The name Springerle comes from an old German dialect and means "little knight" or "jumping horse." Historians trace these cookies back to the Julfest, a midwinter celebration of pagan Germanic tribes. Julfest ceremonies included the sacrificing of animals to the gods, in hope that such offerings would bring a mild winter and an early spring. Poor people who could not afford to kill any of their animals gave token sacrifices in the form of animal-shaped breads and cookies. Vestiges of these pagan practices survive in the baking of shaped-and-stamped German Christmas cookies such as Lebkuchen, Spekulatius, Frankfurter Brenten, and Springerle."

Springerle are my favorite holiday cookie. The texture is quite complex, develops over time, and is adjustable. The Flavor is more gown up than a plain sugar cookie. I like to use anise oil as well as seeds, and lemon zest which cuts the sweetness of the sugar. The whole process takes two days to complete, letting the cut and pressed cookies set overnight, seeing the baked cookie raise, and settle back on itself with this perfect image set on top. It’s a very romantic process, even a cave man could produce countless dozen drop cookies. I have my great-grandmothers springerle rolling pin, which makes these cookies even that more special.

Here is the recipie I’m using this year.

4 eggs
2 cups Sugar
2 tablespoons butter
beat this mixture for 15 minutes

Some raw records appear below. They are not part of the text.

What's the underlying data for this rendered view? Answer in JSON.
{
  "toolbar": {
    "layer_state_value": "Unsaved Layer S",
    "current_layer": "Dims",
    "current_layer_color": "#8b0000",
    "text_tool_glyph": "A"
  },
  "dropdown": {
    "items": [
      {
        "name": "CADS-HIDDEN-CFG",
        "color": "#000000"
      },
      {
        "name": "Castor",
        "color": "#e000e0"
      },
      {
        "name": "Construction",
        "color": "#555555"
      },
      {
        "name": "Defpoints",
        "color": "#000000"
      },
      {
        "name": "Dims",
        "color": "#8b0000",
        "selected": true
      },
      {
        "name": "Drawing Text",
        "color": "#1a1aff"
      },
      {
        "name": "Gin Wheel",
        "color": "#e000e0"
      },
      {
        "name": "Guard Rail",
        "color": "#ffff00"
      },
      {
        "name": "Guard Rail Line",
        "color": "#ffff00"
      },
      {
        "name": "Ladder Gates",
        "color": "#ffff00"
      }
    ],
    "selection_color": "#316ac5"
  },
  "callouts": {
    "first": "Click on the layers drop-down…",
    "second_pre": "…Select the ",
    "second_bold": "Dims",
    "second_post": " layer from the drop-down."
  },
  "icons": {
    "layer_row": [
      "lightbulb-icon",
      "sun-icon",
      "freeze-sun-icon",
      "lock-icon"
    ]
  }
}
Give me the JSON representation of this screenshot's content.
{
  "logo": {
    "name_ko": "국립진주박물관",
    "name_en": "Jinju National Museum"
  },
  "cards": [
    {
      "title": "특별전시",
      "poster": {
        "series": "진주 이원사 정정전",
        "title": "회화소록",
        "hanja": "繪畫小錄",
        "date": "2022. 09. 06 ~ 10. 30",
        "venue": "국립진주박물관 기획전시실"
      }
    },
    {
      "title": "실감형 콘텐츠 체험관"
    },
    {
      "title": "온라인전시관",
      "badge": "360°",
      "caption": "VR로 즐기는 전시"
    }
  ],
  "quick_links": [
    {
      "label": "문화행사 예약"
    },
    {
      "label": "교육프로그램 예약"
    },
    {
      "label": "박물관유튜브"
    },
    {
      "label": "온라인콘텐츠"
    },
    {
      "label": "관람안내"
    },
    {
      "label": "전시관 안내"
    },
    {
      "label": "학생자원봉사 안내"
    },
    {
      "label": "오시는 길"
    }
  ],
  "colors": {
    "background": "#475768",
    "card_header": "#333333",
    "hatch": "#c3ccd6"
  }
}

4 cups flour
1 teaspoon Baking Powder
2 drops anise oil
1 lemons zest
add dry ingredients and mix just to combine

Roll the chilled dough out to ½ inch thickness, press in the images, cut and lay on a sheet pan dusted with crushed anise seeds. Let these cookies sit out overnight, then bake at 325 for about 40 minutes, they shouldn’t brown, but they do puff up a bit and cook evenly.

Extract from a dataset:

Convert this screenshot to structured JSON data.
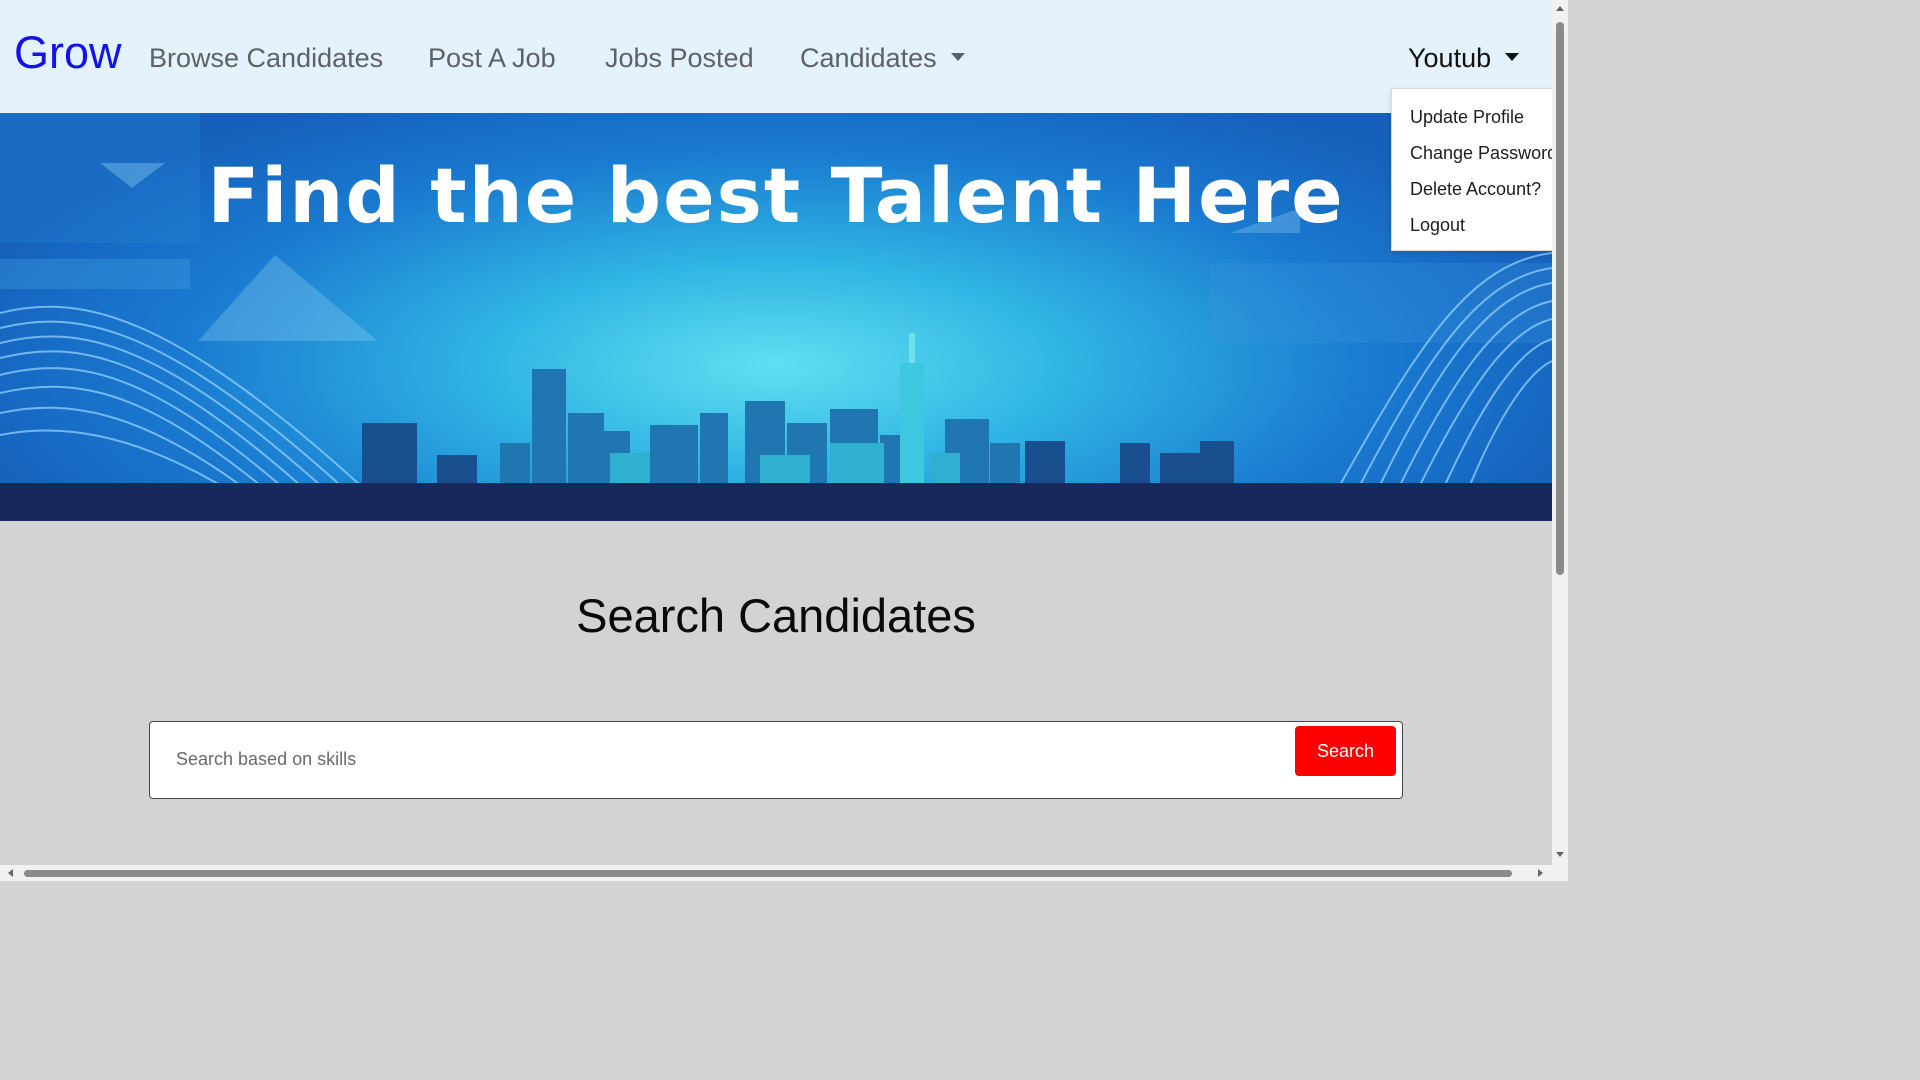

Wednesday, December 13, 2006

Holiday Season is Almost Gone!?!?

Well, I've been overcome lately from multiple angles, and it seems I've finally come up for a breath. I've lost 3 skilled line cooks in the past 3 months (easy come, easy go), changed the menu last week, and damned if you look at the calander, it's December! I've not let it get the best of me. The food coming out of my kitchen is still delightful, if not improved. Tough times, but we are all moving ahead together.

We've added a daily Foie Gras preperation to the menu, and I'm along to my third variation, let me catch you up:

Seared Foie Gras over house made Wild Boar and Black Cherry Sausage, Carmalized Cippollini Onions, Curry Golden Carrot Puree, and Beet-Herb Reduction

then we currently have:

Seared Foie Gras with Duck Confit and Arugula Crepes, Apple Butter, Poached Cranberries, and Balsamic marinated Pears

next up in the comming few days will be:

Seared Foie Gras served with Potato Brioche, Swedish Glogg, wine soaked Raisans and Almonds, Candied Endive

This weeks specials are starting a day early to celebrate the abundance of customers. Here are this weeks offerings:

Soup: Mushroom Bisque with wild rice and a truffle-orange cream

Salad: Chef's Garden Heirloom Potato Salad with Bacon, Onion, Goat Cheese over baby Arugula and drizzled with Herb infused Maple Syrup

Entree: MonkFish and Lobster Cassoulette, Chef's Garden Vine Dried Beans cooked with lobster stock, Root Vegetables, and finished with Lamb Sausage, Lobster Meat, and Seared Monkfish

Thursday, December 07, 2006

A few fresh recipes

Apple Vinaigrette
3 cup Apple Cider reduced from 1 gallon
1 cup Cider Vinegar
1 cup Honey
2 cup Blended Oil
4 Egg yolks
4 Granny Smith Apples
Salt and Pepper
Emulsify in Blender, in 2 batches

Rockefeller Vinaigrette
2 cups rendered Bacon
1 cup ouzo/sambuca
2 tbsp. Worcestershire
5 Anchovies
1 tbsp. Tabasco
3 lemons zest, 1 juiced
3 Egg yolks
2 # Spinach
Cook Bacon, deglaze with sambuca, Emulsify in blender.

Truffle Veal Meatballs
10# Ground Veal
2 cup grated onions
14 oz Panko
1/4 cup Worcestershire
3/4 cup Truffle Oil
½ cup Truffle Pate
6 whole Eggs
6 Egg yolks
1 bunch Parsley, chopped
Salt and Pepper
Mix everything together. Using 7 oz of mixture divide into 6 small balls.

Friday, December 01, 2006

Specials for December 1, 2006

Soup: Lobster Bisque with Fresh Main Lobster Meat

App: Seared La Bella Farms Foie Gras, Mustard-Gryere Potato Custard, Duck Confit, Golden Popcorn Shoots.

Entree: Wreck Grouper, Tomato-Brown Sugar Lacquered. Celery Root Puree, Creamy Carrot and Raisin Slaw, Curry Golden Carrot Coulis.